Liked this article? Here’s more on trailering:
Horse Trailering Guide
Many people need to see an article like this. It would save some people a lot of trouble
I have a 19 year old Morgan who thinks unloading should be at a run. I am going to work with him with your method and get him to DO IT RIGHT!!!! Glad I caught your article online. Fantastic!! Thank you.
This article was exactly what I needed right now! Thanks!
i agree with this article completly
I love Chris!
I’ve been looking for this article!! I have an older horse who loads great but rushes backing out; I worked with him last year w/ Monty Roberts’ halter and it did teach him to back out slower but he traded it for taking 5-10 min. to load – but I accepted the switch and it all eventually balanced out. Now to see what happens in 2009! Will work w/ Cox’s method in the spring. Thanks!
Good practical and common sense tips- a great reminder before trail riding season!
I wayyyyyyyyyyyyyyyyyyyyyyyyyyyyyyyyyyyyyy perfer Monty Roberts easy advice, instead of taking common sense and making it glitz and glamoury like Mr. Cox, he gets down to buisness with a proven method!
I understand what your saying. My problems is the horse in question does not want to leave the trailer forward or backwards. Any suggestions?
Thanks for the advice. My mare tends to tip toe out of our trailer. Maybe I’ll practice more often with her.
My horse does not like to back, and she ends up backing sideways. I do not have a trailer to practice with. I do set up a little stall type deal, where she has to set up, and then back out.
Help !!! Our gelding has always unloaded quietly until one day when for no reason that we can figure out he flew out of our stock trailer (backwards) and hit his head. We now have a head bumper for him, but he wants to fly backwards or run back into the trailer. He is hauled with an older gelding who loads first and unloads last. We don’t know what to do so that we don’t make this a bigger problem.
We have just brought a new 12yr mare and she is very quiet she loads great but she bolts out of the float. I will try your tips, do you have anyothers?
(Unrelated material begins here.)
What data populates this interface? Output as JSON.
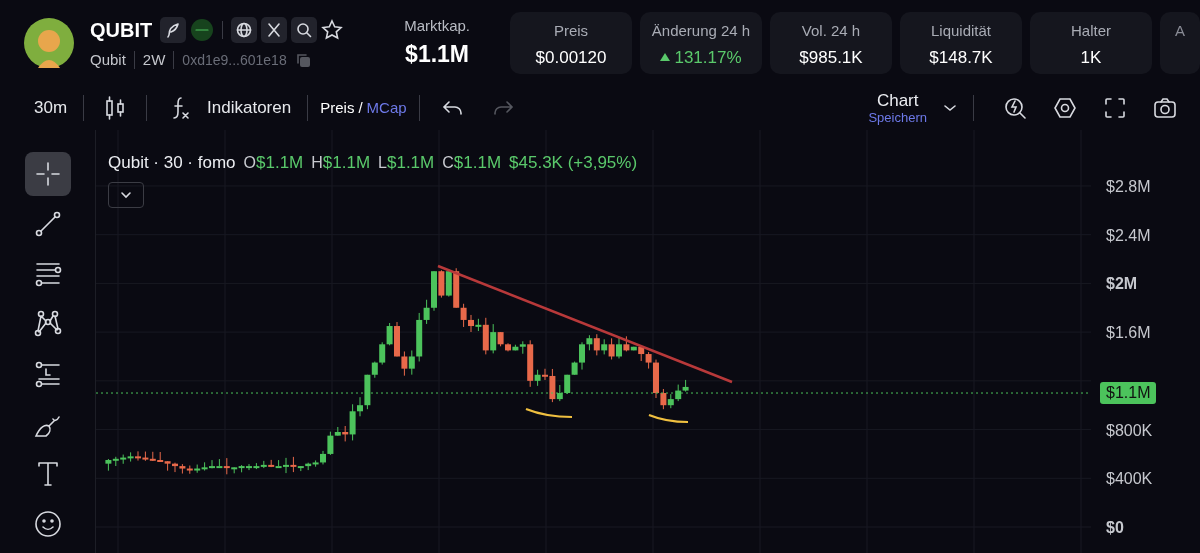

Wow! Alot to know! Thanks HC!
My show horse always loaded and unloaded great, until a trainer hauled him to a show for me. After that I started to have problems. He walks into the trailer fine and backs out fine. The problem is, after walking in he will not stay there long enough for me to shut the gate and starts backing out and will not stop. If I try to hold him he will then speed up. I parked my rig in the pasture and started feeding him in it. At first he would walk in get a bite, back out and chew, the walk back in for another. This continued until he finished his feed. After a few days he started staying and finishing his feed, then would back out. He always walked in and backed out calmly. I then tried to walk him in and brush him while he was standing, but he will not stay for a full brushing. The only way I can load him and get him to stand long enough to shut the gate is to have a helper to shut the back door while I finish and then let me out. This is not always possible. I do not know what happened, but I do know he was the last horse they put in their 3 horse slant load, and I did hear a comotion at their trailer when they were loading. I suspect they tied him and he stepped off the back of the trailer and panicked.
Any suggestions would be helpful.